Product Profile: Waves StudioVerse 

Earlier in the year Waves released Creative Access, a subscription-based business model designed to give Waves users tiered access to their plug-ins on a monthly or annual basis. At the same time, Waves released StudioVerse, an AI enabled content delivery system that allows you to import pre-configured signal chains into your sessions. 

The StudioVerse business model is like those currently offered by other manufacturers in that they are utilizing an AI enabled content delivery system. IK Multimedia, Native Instruments, Arturia and others all use a similar AI driven predictive algorithm to filter and select results that the end user wants, or the system suggests. There are currently thousands of signal chains—or, as Waves calls them, “chains”—on the StudioVerse website to choose from. 

Waves Studio Rack gives you a sophisticated way to manage your mixing and mastering chains in addition to giving you the ability to load signal chains from iconic engineers, producers, and chains provided from Waves’ vast end user database.
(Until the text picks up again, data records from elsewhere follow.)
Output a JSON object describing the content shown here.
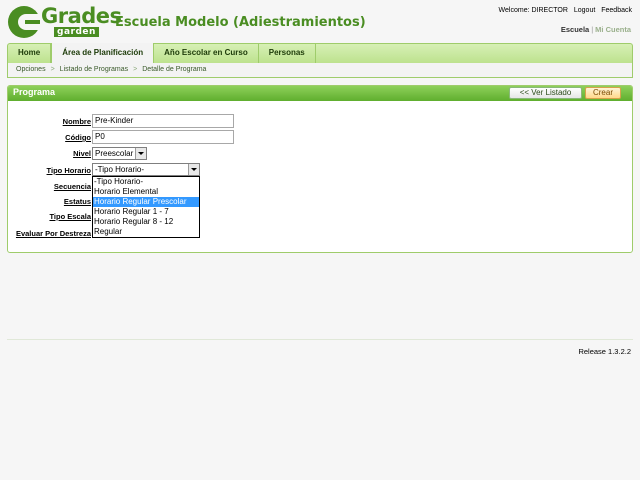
{
  "brand": {
    "logo_word": "Grades",
    "logo_sub": "garden",
    "school_name": "Escuela Modelo (Adiestramientos)"
  },
  "topbar": {
    "welcome": "Welcome: DIRECTOR",
    "logout": "Logout",
    "feedback": "Feedback"
  },
  "account": {
    "escuela": "Escuela",
    "separator": "|",
    "mi_cuenta": "Mi Cuenta"
  },
  "tabs": [
    {
      "label": "Home"
    },
    {
      "label": "Área de Planificación"
    },
    {
      "label": "Año Escolar en Curso"
    },
    {
      "label": "Personas"
    }
  ],
  "breadcrumb": [
    "Opciones",
    "Listado de Programas",
    "Detalle de Programa"
  ],
  "panel": {
    "title": "Programa",
    "back_button": "<< Ver Listado",
    "create_button": "Crear"
  },
  "form": {
    "nombre_label": "Nombre",
    "nombre_value": "Pre-Kinder",
    "codigo_label": "Código",
    "codigo_value": "P0",
    "nivel_label": "Nivel",
    "nivel_value": "Preescolar",
    "tipo_horario_label": "Tipo Horario",
    "tipo_horario_value": "-Tipo Horario-",
    "secuencia_label": "Secuencia",
    "estatus_label": "Estatus",
    "tipo_escala_label": "Tipo Escala",
    "evaluar_label": "Evaluar Por Destreza"
  },
  "tipo_horario_options": [
    "-Tipo Horario-",
    "Horario Elemental",
    "Horario Regular Prescolar",
    "Horario Regular 1 - 7",
    "Horario Regular 8 - 12",
    "Regular"
  ],
  "highlighted_option": "Horario Regular Prescolar",
  "footer": {
    "release": "Release 1.3.2.2"
  },
  "colors": {
    "brand_green": "#4a8d22",
    "tab_green": "#bde28e",
    "highlight_blue": "#3399ff"
  }
}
Waves Studio Rack is available as a free download via Waves Central or as a download as part of one of the tiered Creative Access subscription-based business models. The ability to import plug-in chains into Studio Rack has been available in Studio Rack for quite a while; the big difference is Studio Rack has now been re-engineered to be the front end of StudioVerse. 
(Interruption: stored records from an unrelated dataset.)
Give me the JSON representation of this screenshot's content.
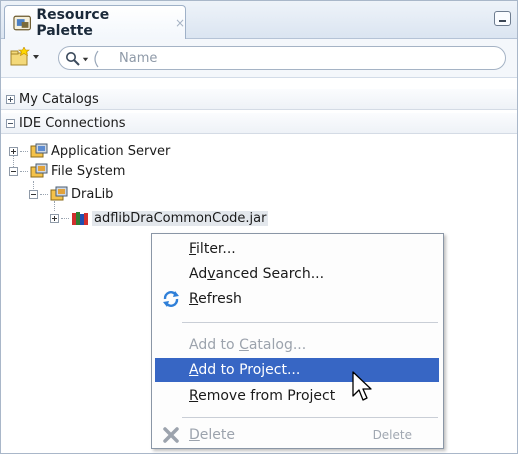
{
  "panel": {
    "title": "Resource Palette",
    "close_glyph": "×"
  },
  "toolbar": {
    "search_placeholder": "Name"
  },
  "sections": {
    "my_catalogs": "My Catalogs",
    "ide_connections": "IDE Connections"
  },
  "tree": {
    "application_server": "Application Server",
    "file_system": "File System",
    "dralib": "DraLib",
    "jar": "adflibDraCommonCode.jar"
  },
  "context_menu": {
    "filter": {
      "pre": "",
      "acc": "F",
      "post": "ilter..."
    },
    "advanced_search": {
      "pre": "Ad",
      "acc": "v",
      "post": "anced Search..."
    },
    "refresh": {
      "pre": "",
      "acc": "R",
      "post": "efresh"
    },
    "add_to_catalog": {
      "pre": "Add to ",
      "acc": "C",
      "post": "atalog..."
    },
    "add_to_project": {
      "pre": "",
      "acc": "A",
      "post": "dd to Project..."
    },
    "remove_from_project": {
      "pre": "",
      "acc": "R",
      "post": "emove from Project"
    },
    "delete": {
      "pre": "",
      "acc": "D",
      "post": "elete",
      "shortcut": "Delete"
    }
  },
  "icons": {
    "tab": "resource-palette-icon",
    "new": "new-catalog-icon",
    "search": "magnifier-icon",
    "refresh": "refresh-icon",
    "delete": "delete-x-icon",
    "cursor": "mouse-pointer-icon"
  },
  "colors": {
    "highlight": "#3766c4",
    "disabled_text": "#9ca3ad"
  }
}
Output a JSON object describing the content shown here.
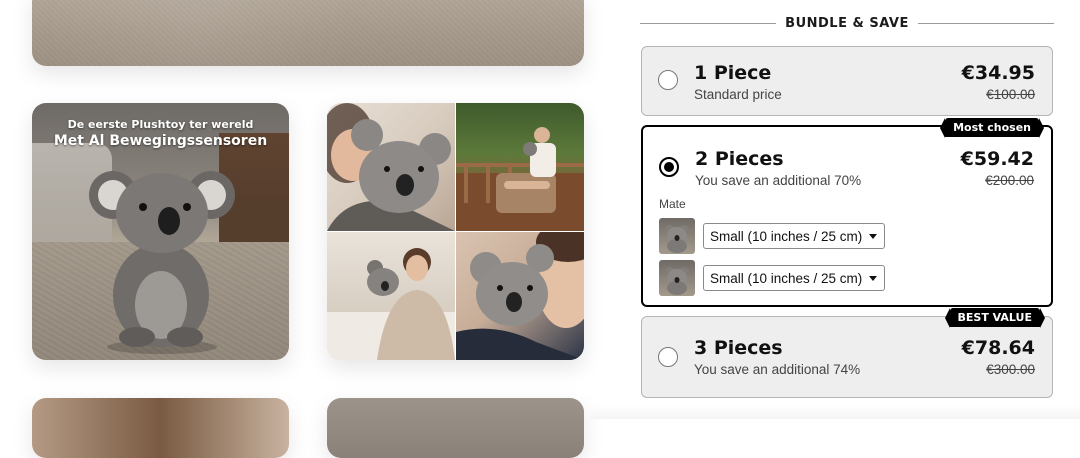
{
  "gallery": {
    "koala_image": {
      "headline_small": "De eerste Plushtoy ter wereld",
      "headline_large": "Met Al Bewegingssensoren"
    }
  },
  "bundle": {
    "heading": "BUNDLE & SAVE",
    "offers": [
      {
        "title": "1 Piece",
        "subtitle": "Standard price",
        "price": "€34.95",
        "old_price": "€100.00",
        "selected": false
      },
      {
        "title": "2 Pieces",
        "subtitle": "You save an additional 70%",
        "price": "€59.42",
        "old_price": "€200.00",
        "tag": "Most chosen",
        "selected": true,
        "variant_label": "Mate",
        "variants": [
          {
            "value": "Small (10 inches / 25 cm)"
          },
          {
            "value": "Small (10 inches / 25 cm)"
          }
        ]
      },
      {
        "title": "3 Pieces",
        "subtitle": "You save an additional 74%",
        "price": "€78.64",
        "old_price": "€300.00",
        "tag": "BEST VALUE",
        "selected": false
      }
    ]
  }
}
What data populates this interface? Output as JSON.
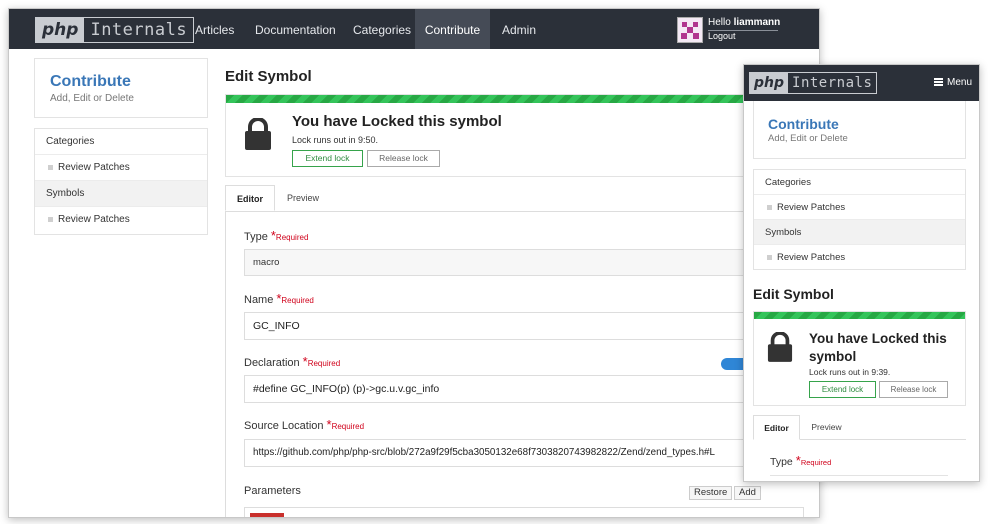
{
  "brand": {
    "php": "php",
    "internals": "Internals"
  },
  "nav": {
    "items": [
      "Articles",
      "Documentation",
      "Categories",
      "Contribute",
      "Admin"
    ],
    "active": "Contribute",
    "hello_prefix": "Hello",
    "username": "liammann",
    "logout": "Logout"
  },
  "sidebar": {
    "title": "Contribute",
    "subtitle": "Add, Edit or Delete",
    "items": [
      {
        "label": "Categories",
        "type": "section"
      },
      {
        "label": "Review Patches",
        "type": "sub"
      },
      {
        "label": "Symbols",
        "type": "section"
      },
      {
        "label": "Review Patches",
        "type": "sub"
      }
    ]
  },
  "page_title": "Edit Symbol",
  "lock": {
    "title": "You have Locked this symbol",
    "runs_out": "Lock runs out in 9:50.",
    "extend": "Extend lock",
    "release": "Release lock"
  },
  "tabs": [
    "Editor",
    "Preview"
  ],
  "required_text": "Required",
  "form": {
    "type": {
      "label": "Type",
      "value": "macro"
    },
    "name": {
      "label": "Name",
      "value": "GC_INFO"
    },
    "declaration": {
      "label": "Declaration",
      "value": "#define GC_INFO(p) (p)->gc.u.v.gc_info",
      "toggle_on": true
    },
    "source": {
      "label": "Source Location",
      "value": "https://github.com/php/php-src/blob/272a9f29f5cba3050132e68f7303820743982822/Zend/zend_types.h#L"
    },
    "parameters": {
      "label": "Parameters",
      "restore": "Restore",
      "add": "Add"
    }
  },
  "mobile": {
    "menu": "Menu",
    "title_line1": "You have Locked this",
    "title_line2": "symbol",
    "runs_out": "Lock runs out in 9:39."
  },
  "colors": {
    "nav_bg": "#2b3039",
    "accent": "#3a77b7",
    "lock_green": "#27a844",
    "required": "#d0021b",
    "toggle": "#2f86d6"
  }
}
Browsing through the StudioVerse website, clicking on any of the available signal chains will show what plug-ins are required to complete the selected signal chain, and what subscription tier in which said plug-in is included. If you don’t currently own one of the plug-ins in the chain, then you will either buy that plug-in or subscribe to Waves Creative Access to get access to said missing plug to complete the signal chain. 
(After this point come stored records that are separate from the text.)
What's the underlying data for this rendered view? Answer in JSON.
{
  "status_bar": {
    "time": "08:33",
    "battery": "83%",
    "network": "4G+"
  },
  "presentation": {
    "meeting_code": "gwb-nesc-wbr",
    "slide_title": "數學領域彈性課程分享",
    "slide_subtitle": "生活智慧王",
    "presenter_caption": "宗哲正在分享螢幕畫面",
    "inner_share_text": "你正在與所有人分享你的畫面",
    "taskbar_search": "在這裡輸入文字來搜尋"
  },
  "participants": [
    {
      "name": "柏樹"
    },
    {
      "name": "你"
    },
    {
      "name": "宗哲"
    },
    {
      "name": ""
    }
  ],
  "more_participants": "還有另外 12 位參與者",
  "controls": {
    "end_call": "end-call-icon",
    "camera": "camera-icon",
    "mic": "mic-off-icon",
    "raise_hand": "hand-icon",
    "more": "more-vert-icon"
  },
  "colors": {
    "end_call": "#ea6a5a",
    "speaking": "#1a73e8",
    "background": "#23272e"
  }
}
So yes, you can continue to use your waves plug-ins within Studio Rack in the ways you always have; however, once you start to access StudioVerse it quickly becomes clear that Studio Verse is optimized to work best with one of the Creative Access tiered subscription plans (the first two StudioVerse signal chains I selected at random had a missing plug-in that I don’t own in the signal chain I was checking out). Granted, you can remove the plug-in that you don’t own and replace it with one that you do own in the selected StudioVerse signal chain. Either that, or you will need to purchase one of the Creative Access tiered subscription models to complete the signal chain. There is also the option to demo the plug-ins you don’t have. You can install the entire Waves catalog and all the plug-ins you don’t own will work in demo more with periodic mutes, enabling you to try out all the chains in StudioVerse.

There was and is a good deal of controversy surrounding Waves’ decision to stop offering perpetual software licenses for its products, a decision that Waves reversed shortly thereafter when they reinstated being able to purchase individual plug-ins. Currently, you can still buy perpetual licenses to individual plug-ins, which Waves may or may not update same in the future. Yes, Waves will continue to provide updates to plug-ins purchased outside of the StudioVerse ecosystem. 

Whether you agree with the Waves marketing approach or not, the concept of AI enabled products is likely here to stay. From a manufacturing standpoint, one of the big advantages of an AI enabled product delivery system is that it opens the possibility of multiple manufacturers to participate in each vendor’s business model (Waves in this case has opened their architecture to VST 3 enabled plug-ins) while keeping control of the front and back-end delivery. I predict more interaction between manufacturers in the future, resulting in more and more integration of software and development of innovative hardware products, and that’s, I believe, in the long run a good thing. Social Media is obviously playing a big part in the StudioVerse business model and Waves is using their long history of relationships with famous and iconic mix engineers and producers to promote the platform.

Many Waves users will likely find the collaborative aspect of StudioVerse a great way to manage their favorite mixing and mastering plug-in chains and learn how to craft signal chains from more experienced Waves users. Other users may not agree with the StudioVerse business model and will vote with their wallets by signing up for one of the other plug-in platforms available in the marketplace. 

Check out the Waves website for more information on StudioVerse and pricing for the different subscription tiers. Waves offers a free seven-day trial to StudioVerse, after which you will be billed monthly or annually.

For more information on Waves StudioVerse, check out waves.com/studioverse